Although delayed a year, an Islamic elementary school is expected to open this fall on Parsons Boulevard in Flushing.
Aftab Mannan, joint secretary of the Jamaica Muslim Center, confirmed to the Queens Chronicle on Monday that he hopes the school will open by September. “It all depends on the Department of Buildings,” Mannan said, citing permits and upcoming inspections.
The Chronicle broke the story a year ago that the Muslim center bought the long-abandoned properties at 78-31 and 78-39 Parsons Blvd. for a pre-kindergarten through seventh grade school. It was to open last fall.
“Things were delayed because everything was being paid for by donations that we had to raise and the large number of city permits needed for the project,” Mannan said.
He said about 65 percent of the interior work on 78-31 Parsons has been completed. The school will house up to 160 students, most of whom will be bused from the JMC, where their classes are now held.
It will use the same name as the current facility, Al’Mamoor School, and when more money is raised, the adjacent building will be renovated for school use.
Ken Cohen, president of the nearby Flushing Suburban Civic Association, said the property has not been maintained well. “It’s a concern to us,” Cohen said.
The shrubs are overgrown and tall weeds fill the area, which is also choked with paper refuse and even a book bag.
Mannan said once the school opens the site will be well maintained. “It will add beauty to the community,” he added.
Cohen also noted that his group was never able to sit down with Muslim center officials to discuss the plans. “We have heard nothing about the school,” he said.
City Councilman Jim Gennaro (D-Fresh Meadows) has been keeping abreast of the situation, according to his spokesman Paul Leonard who said the councilman had met with the rabbi of Yeshiva Ketana, which is a block away from the planned school.
Rabbi Yonason Karman, executive director of the yeshiva, was concerned about the facility adding congestion to the area. Aside from the yeshiva, there are two other schools nearby on Parsons Boulevard.
Mannan does not consider it an issue since most of the Al’Mamoor children will be bused and won’t be dropped off separately. “It won’t be a problem with the other school [yeshiva],” he said.

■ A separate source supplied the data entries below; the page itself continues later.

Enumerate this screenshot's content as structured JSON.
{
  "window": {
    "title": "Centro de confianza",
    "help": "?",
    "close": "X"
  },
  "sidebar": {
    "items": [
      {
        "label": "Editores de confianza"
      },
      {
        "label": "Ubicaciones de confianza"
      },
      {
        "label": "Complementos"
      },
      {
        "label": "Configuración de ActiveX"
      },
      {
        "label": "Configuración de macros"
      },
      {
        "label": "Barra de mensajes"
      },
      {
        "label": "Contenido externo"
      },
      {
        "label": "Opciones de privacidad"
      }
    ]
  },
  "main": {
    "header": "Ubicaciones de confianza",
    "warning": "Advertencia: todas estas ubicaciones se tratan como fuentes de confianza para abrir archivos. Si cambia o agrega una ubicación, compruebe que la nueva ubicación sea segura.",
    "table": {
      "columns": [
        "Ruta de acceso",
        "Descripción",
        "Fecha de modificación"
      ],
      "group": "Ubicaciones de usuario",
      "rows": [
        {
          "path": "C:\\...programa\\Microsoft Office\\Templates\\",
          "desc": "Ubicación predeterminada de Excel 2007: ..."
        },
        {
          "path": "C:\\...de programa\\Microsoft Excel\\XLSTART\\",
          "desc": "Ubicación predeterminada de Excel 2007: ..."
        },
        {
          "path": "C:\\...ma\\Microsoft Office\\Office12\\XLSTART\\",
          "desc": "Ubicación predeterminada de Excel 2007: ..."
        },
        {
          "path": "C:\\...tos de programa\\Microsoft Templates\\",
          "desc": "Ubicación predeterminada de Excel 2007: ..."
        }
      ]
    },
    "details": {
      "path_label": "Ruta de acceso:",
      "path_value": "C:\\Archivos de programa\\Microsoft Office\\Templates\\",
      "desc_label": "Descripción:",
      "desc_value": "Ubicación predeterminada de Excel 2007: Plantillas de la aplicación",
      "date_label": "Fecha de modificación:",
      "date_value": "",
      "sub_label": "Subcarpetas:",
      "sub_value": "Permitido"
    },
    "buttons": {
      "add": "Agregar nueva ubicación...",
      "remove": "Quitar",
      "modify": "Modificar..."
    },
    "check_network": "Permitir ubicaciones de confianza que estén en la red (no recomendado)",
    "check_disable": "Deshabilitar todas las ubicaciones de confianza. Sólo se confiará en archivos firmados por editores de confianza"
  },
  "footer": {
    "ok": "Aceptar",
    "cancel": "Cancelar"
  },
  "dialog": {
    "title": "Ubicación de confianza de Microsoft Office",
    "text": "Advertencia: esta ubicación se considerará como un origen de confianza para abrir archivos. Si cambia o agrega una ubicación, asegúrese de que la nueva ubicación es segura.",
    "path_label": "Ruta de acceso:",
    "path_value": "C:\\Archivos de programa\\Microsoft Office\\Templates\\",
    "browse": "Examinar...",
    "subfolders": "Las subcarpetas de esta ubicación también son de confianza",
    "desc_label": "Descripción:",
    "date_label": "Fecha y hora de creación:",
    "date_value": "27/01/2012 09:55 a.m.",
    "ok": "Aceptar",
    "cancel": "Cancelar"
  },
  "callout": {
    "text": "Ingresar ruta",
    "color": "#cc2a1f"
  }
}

The two Parsons Boulevard properties bought by the Muslim center and a third at 160-40 78 Road were originally owned by Aurora Concept, a detox center. It opened in 1972 and offered 107 beds for long-term care and a large outpatient service.
Due to alleged mismanagement of funds, the program sought help in 2006 from the state and it eventually was closed in 2007. The two Parsons properties then remained vacant until they were purchased last year.
Cohen said the former Aurora Concept residential building on 78th Road is being converted into a medical complex by a developer, but that work hasn’t moved forward recently. “It’s off and on,” he said. “Maybe they ran out of money.”